Nonetheless, this would be 10 times bigger than the biggest oil field found in the last 20 years in the North Sea.

CIBC strategist Jeremy Stretch says we should treat the estimates with caution. He said: "There remains a considerable divergence between estimates of reserves and the potential degree of extraction.

"Recovery rates are low and, of course, there is no estimate in terms of timescales.

"By its very nature of being onshore, this suggests that any infrastructure or extraction would need to be commensurate with the surroundings, suggesting recovery may be a slow process."

What could it mean for the UK economy?

It looks as though this oil - if it is there - will be cheap to extract. That's good news for an industry trying to make money from an oil price that has halved over the last year.

Oil analyst Malcolm Bracken from Redmayne Bentley says: "Even in this environment, with low oil prices, this project could be viable because it is onshore, whereas a lot of other oil discoveries would be more expensive.

"The oil would be fairly easy to get at - because of the way the rock is structured."

Oil extraction is a blessing for the Treasury because of the tax it brings in.

CIBC's Mr Stretch says: "A substantial find would help energy security, a factor which should not be understated.

"Should we see an uptick in oil production, over time, that would benefit the trade cycle and is likely to provide some support for the currency over the longer term."

How long before they start drilling?

There's a lot more to be done first, and the numbers are still pretty vague.

David Aron, managing director of Petroleum Development Consultants, says: 'It's much too premature to predict when we can start extracting from this.

"First, they need to do further testing to get some idea of the area of it, then test to see if the wells are productive.

"Previous cases where oil production was not as big as was thought include Regal Petroleum in Romania. It said they had trillions of cubic metres of gas, but after testing the well, it produced at a low rate and it was a small area.'

Image caption Surrey oilfields? Planning and environmental objections will be the biggest obstacle for oil companies

How much onshore oil is there in the UK?

Oil extraction has been going on in the UK since 1851, according to the United Kingdom Onshore Oil and Gas industry body.

The largest onshore oil field in western Europe was opened in 1973 at Wytch Farm Oilfield in Eastern Dorset, in an area of outstanding natural beauty.

There are currently around 120 UK sites with 250 operating wells producing between 20,000 and 25,000 barrels of oil equivalent a day, concentrated in southern England, the Midlands, South Wales and central Scotland.

Last year, the British Geological Survey (BGS) produced a report suggesting there were 4.4 billion barrels of oil trapped in shale rock under southern England - which would need fracking to get it out.
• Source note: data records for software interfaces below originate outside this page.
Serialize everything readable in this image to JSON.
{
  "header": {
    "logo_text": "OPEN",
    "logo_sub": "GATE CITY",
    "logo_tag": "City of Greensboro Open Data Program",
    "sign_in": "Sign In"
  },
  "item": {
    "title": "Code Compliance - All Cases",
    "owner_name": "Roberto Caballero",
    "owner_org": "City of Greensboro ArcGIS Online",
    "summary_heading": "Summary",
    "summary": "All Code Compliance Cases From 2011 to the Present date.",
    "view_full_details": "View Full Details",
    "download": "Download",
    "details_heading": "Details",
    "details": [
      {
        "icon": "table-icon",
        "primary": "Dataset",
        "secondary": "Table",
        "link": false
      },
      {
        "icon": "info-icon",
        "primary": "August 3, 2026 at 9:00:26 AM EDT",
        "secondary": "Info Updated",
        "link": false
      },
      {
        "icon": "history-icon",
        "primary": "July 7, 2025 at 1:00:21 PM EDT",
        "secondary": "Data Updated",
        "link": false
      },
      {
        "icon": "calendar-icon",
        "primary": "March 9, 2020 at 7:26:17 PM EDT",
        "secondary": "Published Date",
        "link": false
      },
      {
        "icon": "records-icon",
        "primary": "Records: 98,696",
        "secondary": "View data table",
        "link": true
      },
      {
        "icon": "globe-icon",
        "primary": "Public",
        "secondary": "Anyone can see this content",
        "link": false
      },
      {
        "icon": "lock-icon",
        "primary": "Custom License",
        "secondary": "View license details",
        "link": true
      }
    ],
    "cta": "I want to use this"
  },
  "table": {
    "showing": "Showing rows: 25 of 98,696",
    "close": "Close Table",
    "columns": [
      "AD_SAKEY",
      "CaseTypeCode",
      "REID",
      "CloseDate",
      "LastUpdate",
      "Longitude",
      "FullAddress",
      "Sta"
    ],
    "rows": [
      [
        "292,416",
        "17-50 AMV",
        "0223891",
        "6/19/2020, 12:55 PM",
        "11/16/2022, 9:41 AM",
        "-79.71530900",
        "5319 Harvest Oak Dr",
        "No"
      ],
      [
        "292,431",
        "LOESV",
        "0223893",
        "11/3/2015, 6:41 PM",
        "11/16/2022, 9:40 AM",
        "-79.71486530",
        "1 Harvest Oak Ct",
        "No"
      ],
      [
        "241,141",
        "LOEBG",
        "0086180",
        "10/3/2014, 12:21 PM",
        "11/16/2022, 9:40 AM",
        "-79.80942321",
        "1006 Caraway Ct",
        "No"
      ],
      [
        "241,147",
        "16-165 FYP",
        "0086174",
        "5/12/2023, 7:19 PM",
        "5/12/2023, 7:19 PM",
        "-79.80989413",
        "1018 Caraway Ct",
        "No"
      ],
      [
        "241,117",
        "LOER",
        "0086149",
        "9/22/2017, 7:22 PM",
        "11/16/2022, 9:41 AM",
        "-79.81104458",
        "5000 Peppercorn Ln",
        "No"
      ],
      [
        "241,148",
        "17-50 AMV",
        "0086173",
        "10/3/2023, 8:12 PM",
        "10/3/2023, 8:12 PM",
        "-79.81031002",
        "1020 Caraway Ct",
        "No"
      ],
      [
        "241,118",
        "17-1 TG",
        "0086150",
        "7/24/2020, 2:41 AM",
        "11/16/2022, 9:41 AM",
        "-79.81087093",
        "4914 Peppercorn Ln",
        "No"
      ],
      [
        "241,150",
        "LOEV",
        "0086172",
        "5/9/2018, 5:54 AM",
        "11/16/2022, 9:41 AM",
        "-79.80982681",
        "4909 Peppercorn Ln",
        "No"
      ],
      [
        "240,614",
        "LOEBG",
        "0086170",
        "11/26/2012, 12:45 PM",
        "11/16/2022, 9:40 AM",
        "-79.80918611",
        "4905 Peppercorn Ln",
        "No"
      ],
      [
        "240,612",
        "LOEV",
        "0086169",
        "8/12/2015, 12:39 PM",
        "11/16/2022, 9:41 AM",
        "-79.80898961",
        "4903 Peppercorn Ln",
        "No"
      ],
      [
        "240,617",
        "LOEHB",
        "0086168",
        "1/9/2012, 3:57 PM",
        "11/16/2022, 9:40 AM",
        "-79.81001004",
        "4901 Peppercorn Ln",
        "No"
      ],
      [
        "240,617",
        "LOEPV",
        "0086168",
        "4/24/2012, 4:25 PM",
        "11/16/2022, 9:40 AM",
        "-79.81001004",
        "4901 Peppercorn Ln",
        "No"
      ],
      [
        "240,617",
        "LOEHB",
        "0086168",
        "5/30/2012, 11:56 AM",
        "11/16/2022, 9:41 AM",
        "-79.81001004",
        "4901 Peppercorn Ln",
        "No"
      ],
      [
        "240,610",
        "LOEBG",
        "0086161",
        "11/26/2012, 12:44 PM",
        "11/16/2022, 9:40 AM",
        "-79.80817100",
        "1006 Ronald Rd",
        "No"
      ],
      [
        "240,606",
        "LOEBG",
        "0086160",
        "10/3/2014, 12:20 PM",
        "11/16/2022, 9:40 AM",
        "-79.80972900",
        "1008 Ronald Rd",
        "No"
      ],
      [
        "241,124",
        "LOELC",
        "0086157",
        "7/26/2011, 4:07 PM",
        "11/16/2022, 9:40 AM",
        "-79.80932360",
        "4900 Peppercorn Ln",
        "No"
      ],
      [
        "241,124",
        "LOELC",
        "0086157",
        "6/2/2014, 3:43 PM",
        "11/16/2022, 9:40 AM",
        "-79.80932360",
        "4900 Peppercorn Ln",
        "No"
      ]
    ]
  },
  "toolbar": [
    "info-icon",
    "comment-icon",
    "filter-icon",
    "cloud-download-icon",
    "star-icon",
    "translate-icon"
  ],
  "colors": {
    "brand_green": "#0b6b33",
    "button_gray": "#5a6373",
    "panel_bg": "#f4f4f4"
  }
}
This latest discovery, if accurate, would be easier and cheaper to exploit. But the oil is sitting under wealthy residential suburbs and protected environmental areas.

Environmental pressure groups are not keen. Greenpeace UK chief scientist Dr Doug Parr said: "Dotting the English countryside with drilling rigs and pipelines to squeeze the last drop of oil out of Britain doesn't make any sense.

"It's time we uncoupled our economy from the dangerous roller-coaster of fossil fuels and invested in the clean technologies that can provide safe and cheap energy for decades to come."

As Redmayne Bentley's Mr Bracken says: "They could start drilling now if they wanted. The real problem in the UK isn't technical, it all depends on land legislation and planning."